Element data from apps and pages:
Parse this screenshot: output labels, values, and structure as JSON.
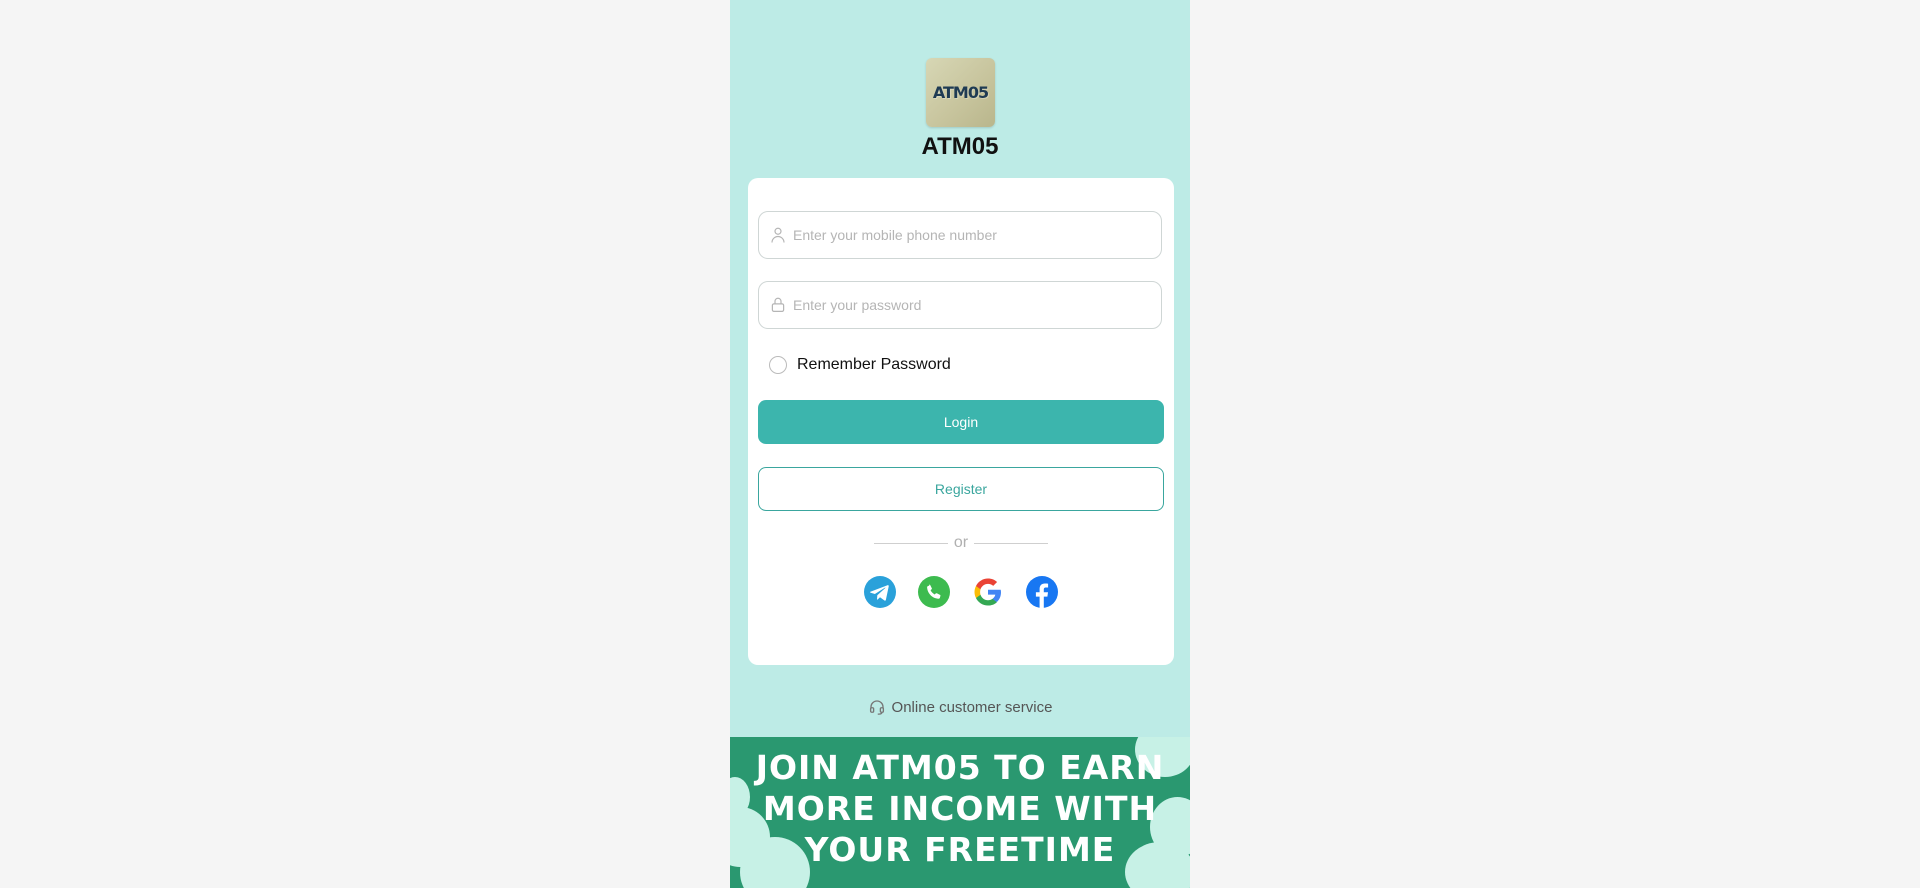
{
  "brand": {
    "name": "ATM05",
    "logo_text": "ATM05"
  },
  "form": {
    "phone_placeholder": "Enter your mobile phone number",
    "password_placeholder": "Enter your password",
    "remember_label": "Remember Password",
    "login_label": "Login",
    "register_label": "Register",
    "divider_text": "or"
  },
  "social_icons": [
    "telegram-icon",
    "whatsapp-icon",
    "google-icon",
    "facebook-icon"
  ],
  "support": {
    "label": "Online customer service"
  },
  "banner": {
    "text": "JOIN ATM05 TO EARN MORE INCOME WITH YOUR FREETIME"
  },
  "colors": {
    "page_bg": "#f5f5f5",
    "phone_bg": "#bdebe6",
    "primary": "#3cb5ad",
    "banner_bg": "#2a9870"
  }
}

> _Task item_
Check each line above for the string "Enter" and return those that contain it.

> _Exercise output_
    "phone_placeholder": "Enter your mobile phone number",
    "password_placeholder": "Enter your password",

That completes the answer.